Directions
Across the data below, how many lines hold "camera"? Answer with that number and nothing else.

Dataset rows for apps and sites
== Segment start ==
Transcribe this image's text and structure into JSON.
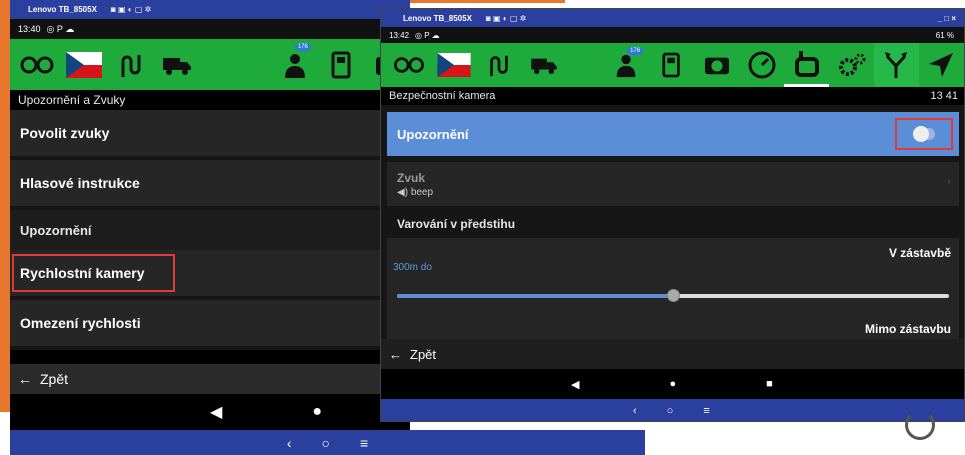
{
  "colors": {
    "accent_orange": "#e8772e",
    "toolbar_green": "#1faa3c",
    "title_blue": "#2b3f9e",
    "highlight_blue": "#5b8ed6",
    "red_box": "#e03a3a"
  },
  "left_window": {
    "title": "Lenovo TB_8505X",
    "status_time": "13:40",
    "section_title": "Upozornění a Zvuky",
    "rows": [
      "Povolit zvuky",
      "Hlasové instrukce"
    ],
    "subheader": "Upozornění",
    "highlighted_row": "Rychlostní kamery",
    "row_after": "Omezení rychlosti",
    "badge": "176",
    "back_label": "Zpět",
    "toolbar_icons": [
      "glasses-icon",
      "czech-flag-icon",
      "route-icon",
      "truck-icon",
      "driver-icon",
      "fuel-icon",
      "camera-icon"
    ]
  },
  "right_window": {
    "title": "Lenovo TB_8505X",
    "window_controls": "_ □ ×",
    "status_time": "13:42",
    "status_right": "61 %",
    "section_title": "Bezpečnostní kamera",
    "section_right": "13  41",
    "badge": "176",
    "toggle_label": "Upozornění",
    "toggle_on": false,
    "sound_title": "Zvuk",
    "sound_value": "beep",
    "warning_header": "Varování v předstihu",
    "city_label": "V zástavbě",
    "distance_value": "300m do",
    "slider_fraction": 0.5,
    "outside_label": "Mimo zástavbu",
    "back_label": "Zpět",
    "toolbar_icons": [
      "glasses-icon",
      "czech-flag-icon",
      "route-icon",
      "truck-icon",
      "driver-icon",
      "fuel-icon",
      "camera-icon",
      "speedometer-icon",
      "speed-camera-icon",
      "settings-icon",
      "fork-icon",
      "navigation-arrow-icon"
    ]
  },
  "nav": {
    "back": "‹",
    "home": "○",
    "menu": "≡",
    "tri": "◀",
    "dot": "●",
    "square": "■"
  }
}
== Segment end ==
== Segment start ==
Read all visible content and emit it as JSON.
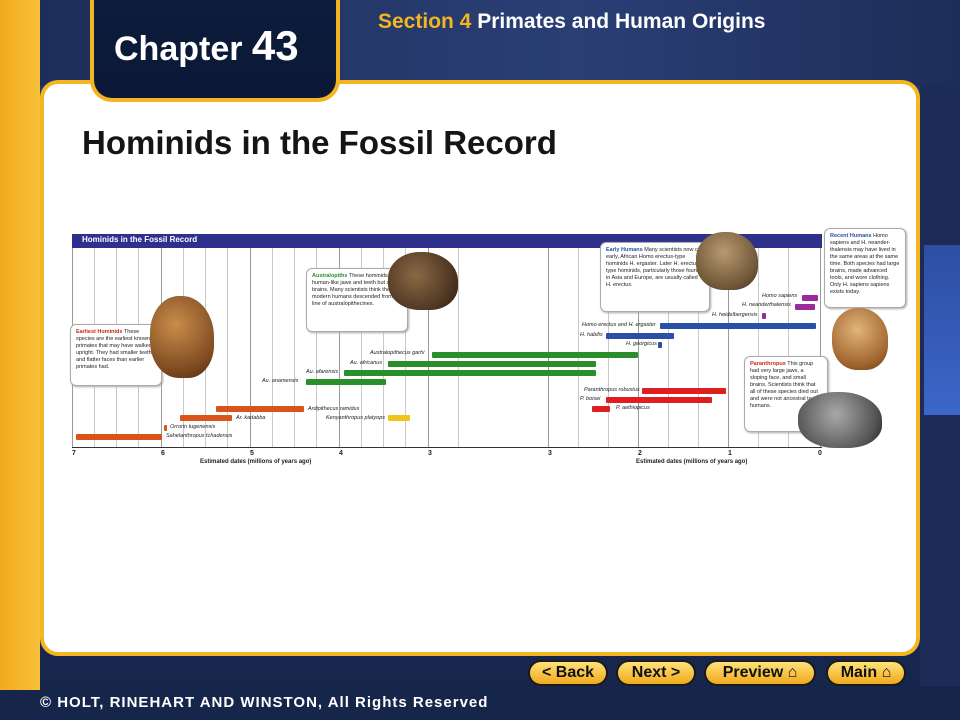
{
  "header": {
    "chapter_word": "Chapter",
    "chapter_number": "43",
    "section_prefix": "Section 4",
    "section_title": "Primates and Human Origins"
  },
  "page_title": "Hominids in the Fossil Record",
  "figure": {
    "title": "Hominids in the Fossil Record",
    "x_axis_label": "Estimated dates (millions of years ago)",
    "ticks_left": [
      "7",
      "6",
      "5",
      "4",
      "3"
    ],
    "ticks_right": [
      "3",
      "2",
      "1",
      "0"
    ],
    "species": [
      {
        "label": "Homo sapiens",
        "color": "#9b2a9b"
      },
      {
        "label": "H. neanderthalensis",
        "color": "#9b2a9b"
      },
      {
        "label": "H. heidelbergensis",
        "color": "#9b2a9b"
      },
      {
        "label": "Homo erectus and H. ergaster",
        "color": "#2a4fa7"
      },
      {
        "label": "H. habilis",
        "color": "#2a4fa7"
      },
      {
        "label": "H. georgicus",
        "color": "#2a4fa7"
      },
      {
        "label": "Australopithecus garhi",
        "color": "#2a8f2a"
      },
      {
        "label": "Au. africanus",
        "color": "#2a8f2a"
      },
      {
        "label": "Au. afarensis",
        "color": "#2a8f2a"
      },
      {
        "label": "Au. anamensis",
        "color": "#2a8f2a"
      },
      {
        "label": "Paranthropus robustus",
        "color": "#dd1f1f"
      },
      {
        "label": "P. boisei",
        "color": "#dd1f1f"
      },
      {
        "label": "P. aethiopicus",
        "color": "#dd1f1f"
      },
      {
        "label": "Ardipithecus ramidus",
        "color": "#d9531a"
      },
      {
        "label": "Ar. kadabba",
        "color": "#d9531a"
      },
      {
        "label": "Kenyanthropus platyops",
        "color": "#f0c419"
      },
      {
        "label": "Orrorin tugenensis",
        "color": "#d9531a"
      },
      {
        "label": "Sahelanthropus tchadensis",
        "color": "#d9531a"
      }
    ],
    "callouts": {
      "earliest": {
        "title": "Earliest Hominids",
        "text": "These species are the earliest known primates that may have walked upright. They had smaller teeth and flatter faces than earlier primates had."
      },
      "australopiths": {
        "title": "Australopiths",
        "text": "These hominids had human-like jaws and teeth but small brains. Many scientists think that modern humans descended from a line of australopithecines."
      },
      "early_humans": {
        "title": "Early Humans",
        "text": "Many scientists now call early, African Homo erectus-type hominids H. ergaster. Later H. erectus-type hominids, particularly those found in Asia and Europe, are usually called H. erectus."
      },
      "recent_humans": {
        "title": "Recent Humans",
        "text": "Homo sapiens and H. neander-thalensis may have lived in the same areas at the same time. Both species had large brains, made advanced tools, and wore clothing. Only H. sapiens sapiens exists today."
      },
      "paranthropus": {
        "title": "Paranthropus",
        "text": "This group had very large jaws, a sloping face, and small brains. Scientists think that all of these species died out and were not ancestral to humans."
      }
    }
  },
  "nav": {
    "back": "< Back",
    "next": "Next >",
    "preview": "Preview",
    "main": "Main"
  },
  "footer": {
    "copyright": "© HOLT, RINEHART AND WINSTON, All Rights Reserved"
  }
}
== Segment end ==
Result of this exercise
3